Emory University. (2010, July 12). Dogs may help collar Chagas disease: Researchers propose new ways to combat prevalent public health challenge. ScienceDaily. Retrieved October 24, 2014 from www.sciencedaily.com/releases/2010/07/100712103335.htm
Emory University. "Dogs may help collar Chagas disease: Researchers propose new ways to combat prevalent public health challenge." ScienceDaily. www.sciencedaily.com/releases/2010/07/100712103335.htm (accessed October 24, 2014).

Share This



More Plants & Animals News

Friday, October 24, 2014

Featured Research

from universities, journals, and other organizations


Featured Videos

from AP, Reuters, AFP, and other news services

Deep Sea 'mushroom' Could Be Early Branch on Tree of Life

Deep Sea 'mushroom' Could Be Early Branch on Tree of Life

Reuters - Innovations Video Online (Oct. 24, 2014) — Miniature deep sea animals discovered off the Australian coast almost three decades ago are puzzling scientists, who say the organisms have proved impossible to categorise. Academics at the Natural History of Denmark have appealed to the world scientific community for help, saying that further information on Dendrogramma enigmatica and Dendrogramma discoides could answer key evolutionary questions. Jim Drury has more. Video provided by Reuters
Powered by NewsLook.com
Black Bear Cub Goes Sunday Shopping

Black Bear Cub Goes Sunday Shopping

Reuters - Light News Video Online (Oct. 23, 2014) — Price check on honey? Bear cub startles Oregon drugstore shoppers. Rough Cut (no reporter narration). Video provided by Reuters
Powered by NewsLook.com
Dances With Wolves in China's Wild West

Dances With Wolves in China's Wild West

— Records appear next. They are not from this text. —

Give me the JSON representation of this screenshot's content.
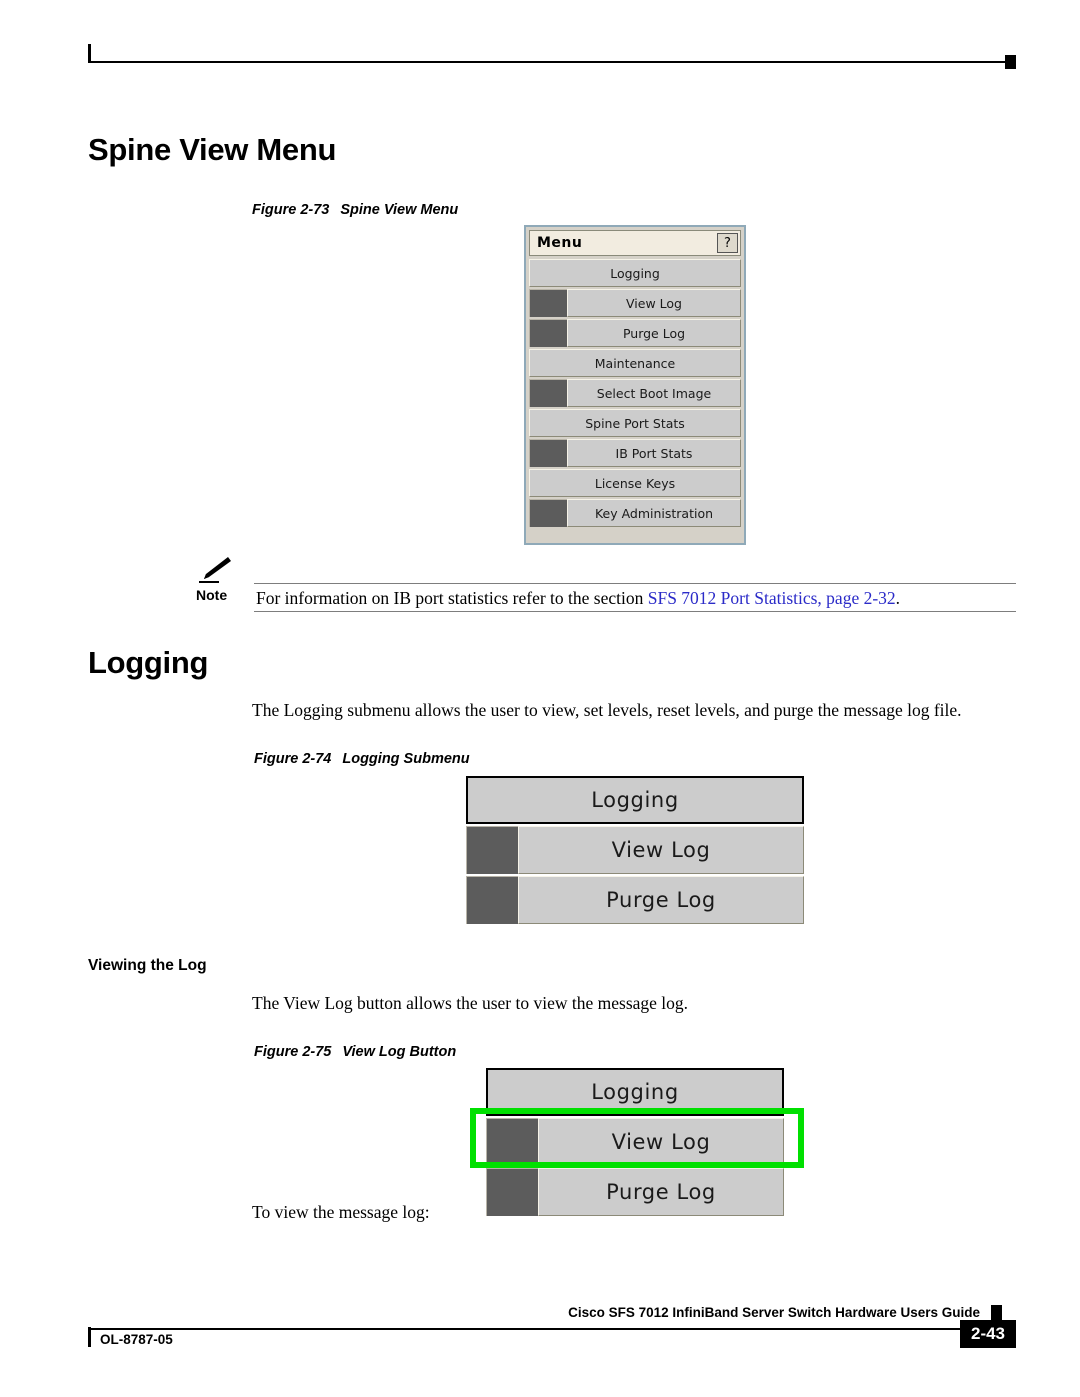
{
  "header": {
    "rule": true
  },
  "sections": {
    "spine_view_menu_heading": "Spine View Menu",
    "logging_heading": "Logging",
    "viewing_the_log_heading": "Viewing the Log"
  },
  "figures": {
    "fig_2_73": {
      "number": "Figure 2-73",
      "title": "Spine View Menu",
      "window_title": "Menu",
      "help_button": "?",
      "items": [
        {
          "label": "Logging",
          "has_swatch": false
        },
        {
          "label": "View Log",
          "has_swatch": true
        },
        {
          "label": "Purge Log",
          "has_swatch": true
        },
        {
          "label": "Maintenance",
          "has_swatch": false
        },
        {
          "label": "Select Boot Image",
          "has_swatch": true
        },
        {
          "label": "Spine Port Stats",
          "has_swatch": false
        },
        {
          "label": "IB Port Stats",
          "has_swatch": true
        },
        {
          "label": "License Keys",
          "has_swatch": false
        },
        {
          "label": "Key Administration",
          "has_swatch": true
        }
      ]
    },
    "fig_2_74": {
      "number": "Figure 2-74",
      "title": "Logging Submenu",
      "items": [
        {
          "label": "Logging",
          "has_swatch": false,
          "emphasised": true
        },
        {
          "label": "View Log",
          "has_swatch": true,
          "emphasised": false
        },
        {
          "label": "Purge Log",
          "has_swatch": true,
          "emphasised": false
        }
      ]
    },
    "fig_2_75": {
      "number": "Figure 2-75",
      "title": "View Log Button",
      "items": [
        {
          "label": "Logging",
          "has_swatch": false,
          "emphasised": true
        },
        {
          "label": "View Log",
          "has_swatch": true,
          "emphasised": false,
          "highlighted": true
        },
        {
          "label": "Purge Log",
          "has_swatch": true,
          "emphasised": false
        }
      ],
      "callout_color": "#00e000"
    }
  },
  "note": {
    "label": "Note",
    "text_before": "For information on IB port statistics refer to the section ",
    "link_text": "SFS 7012 Port Statistics, page 2-32",
    "text_after": "."
  },
  "paragraphs": {
    "logging_intro": "The Logging submenu allows the user to view, set levels, reset levels, and purge the message log file.",
    "view_log_intro": "The View Log button allows the user to view the message log.",
    "to_view": "To view the message log:"
  },
  "footer": {
    "guide_title": "Cisco SFS 7012 InfiniBand Server Switch Hardware Users Guide",
    "doc_id": "OL-8787-05",
    "page_number": "2-43"
  },
  "colors": {
    "link": "#2b2bc8",
    "callout_green": "#00e000",
    "menu_button": "#cccccc",
    "menu_swatch": "#5c5c5c",
    "menu_titlebar": "#f2ece0",
    "menu_frame": "#8fa9b8"
  }
}
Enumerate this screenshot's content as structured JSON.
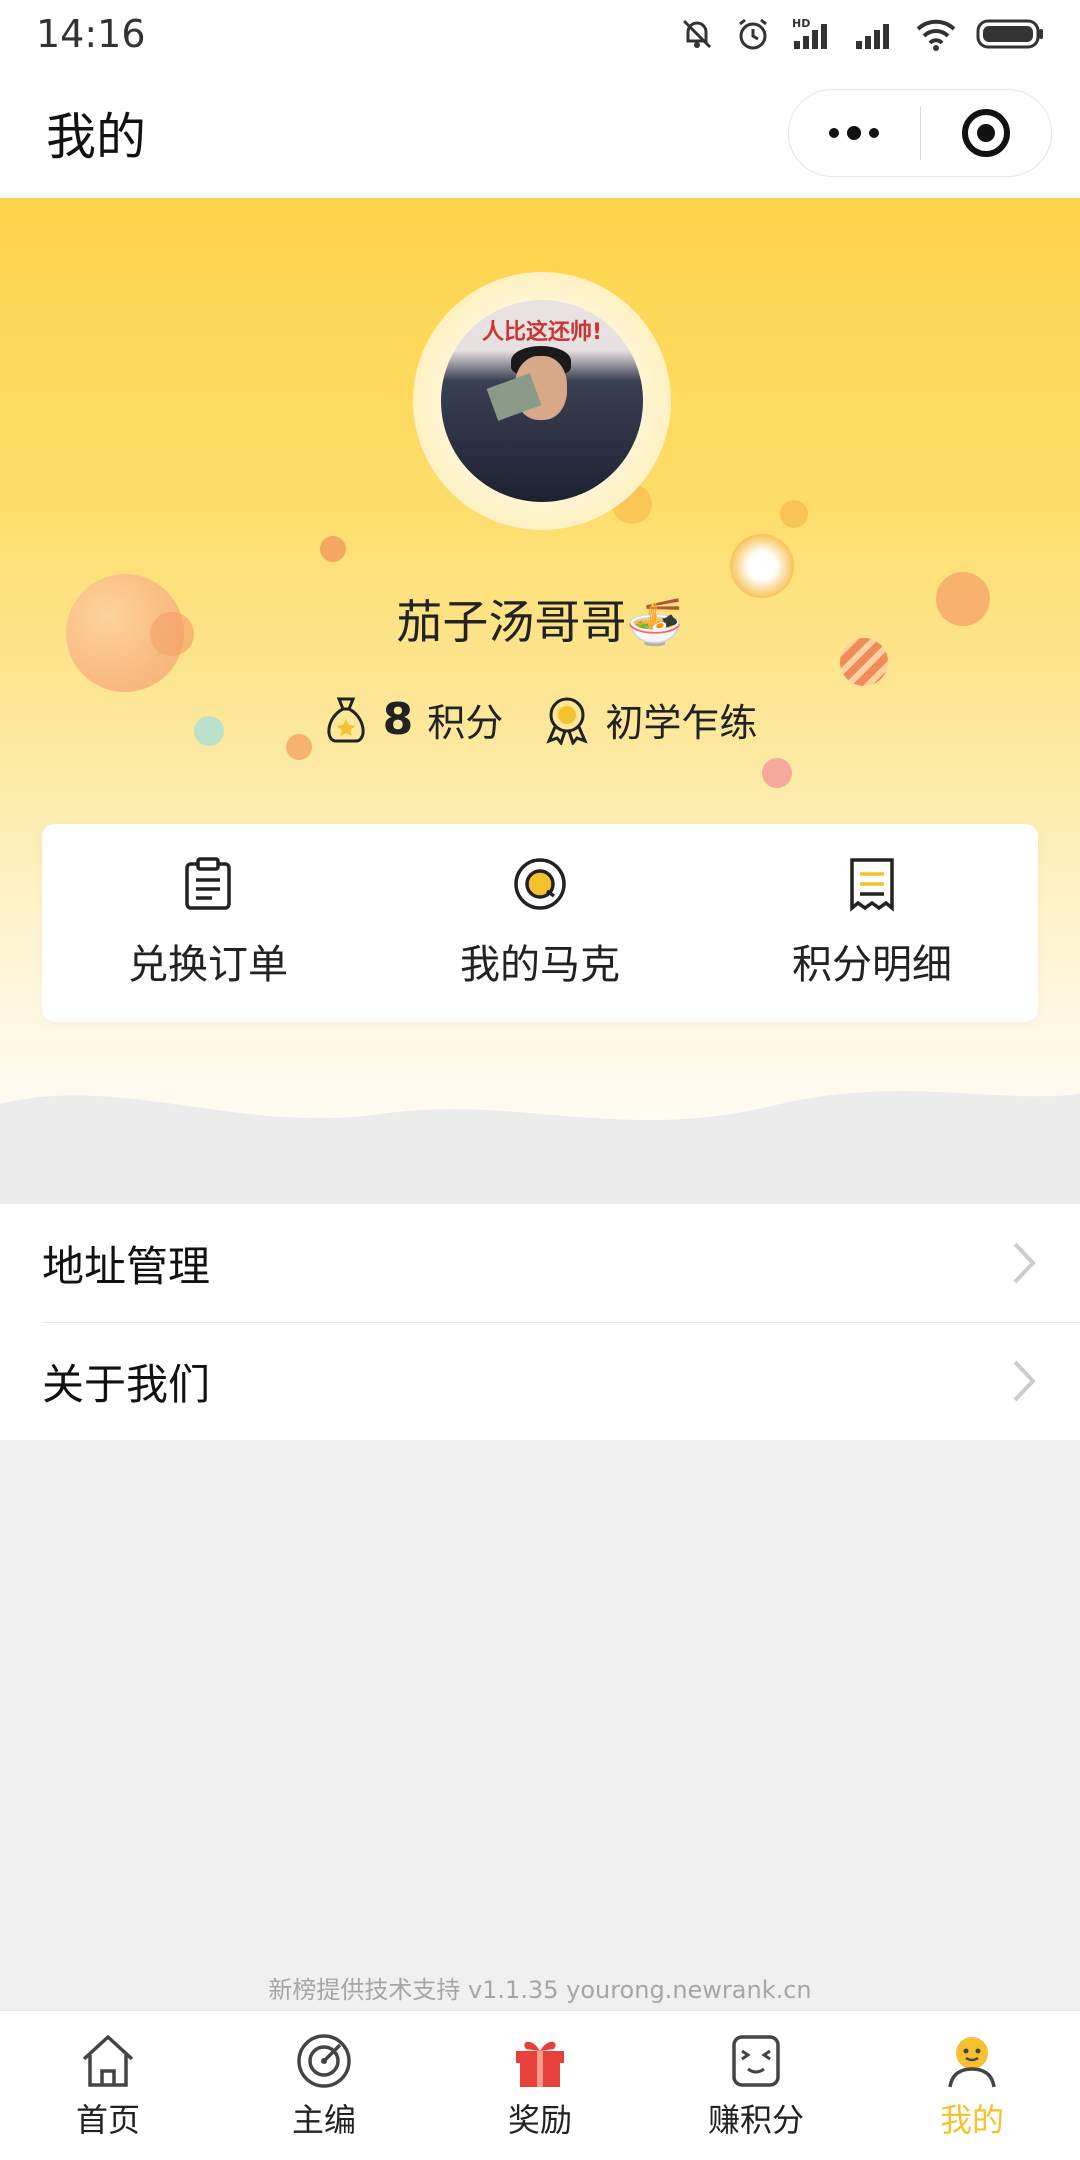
{
  "status_bar": {
    "time": "14:16"
  },
  "title_bar": {
    "title": "我的"
  },
  "profile": {
    "avatar_caption": "人比这还帅!",
    "username": "茄子汤哥哥🍜",
    "points_value": "8",
    "points_label": "积分",
    "level": "初学乍练"
  },
  "quick_actions": [
    {
      "label": "兑换订单",
      "icon": "clipboard-icon"
    },
    {
      "label": "我的马克",
      "icon": "mark-coin-icon"
    },
    {
      "label": "积分明细",
      "icon": "receipt-icon"
    }
  ],
  "menu": [
    {
      "label": "地址管理"
    },
    {
      "label": "关于我们"
    }
  ],
  "footer": {
    "text": "新榜提供技术支持 v1.1.35  yourong.newrank.cn"
  },
  "tabs": [
    {
      "label": "首页",
      "icon": "home-icon",
      "active": false
    },
    {
      "label": "主编",
      "icon": "radar-icon",
      "active": false
    },
    {
      "label": "奖励",
      "icon": "gift-icon",
      "active": false
    },
    {
      "label": "赚积分",
      "icon": "smile-box-icon",
      "active": false
    },
    {
      "label": "我的",
      "icon": "user-icon",
      "active": true
    }
  ],
  "colors": {
    "accent": "#f5c12e",
    "hero_top": "#fdd34a",
    "gift_red": "#e8413c"
  }
}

AFP (Oct. 23, 2014) — One man is on a mission to boost the population of wolves in China's violence-wracked far west. The animal - symbol of the Uighur minority there - is under threat with a massive human resettlement program in the region. Duration: 00:41 Video provided by AFP
Powered by NewsLook.com
Breakfast Debate: To Eat Or Not To Eat?

Breakfast Debate: To Eat Or Not To Eat?

Newsy (Oct. 23, 2014) — Conflicting studies published in the same week re-ignited the debate over whether we should be eating breakfast. Video provided by Newsy
Powered by NewsLook.com

Search ScienceDaily

Number of stories in archives: 140,361

Find with keyword(s):
 
Enter a keyword or phrase to search ScienceDaily for related topics and research stories.

Save/Print:
Share:  

Breaking News:

Strange & Offbeat Stories

 

Plants & Animals

Earth & Climate

Fossils & Ruins

In Other News

... from NewsDaily.com

Science News

Health News

Environment News

Technology News



Save/Print:
Share:  

Free Subscriptions


Get the latest science news with ScienceDaily's free email newsletters, updated daily and weekly. Or view hourly updated newsfeeds in your RSS reader:

Get Social & Mobile


Keep up to date with the latest news from ScienceDaily via social networks and mobile apps:

Have Feedback?


Tell us what you think of ScienceDaily -- we welcome both positive and negative comments. Have any problems using the site? Questions?
Mobile iPhone Android Web
Follow Facebook Twitter Google+
Subscribe RSS Feeds Email Newsletters
Latest Headlines Health & Medicine Mind & Brain Space & Time Matter & Energy Computers & Math Plants & Animals Earth & Climate Fossils & Ruins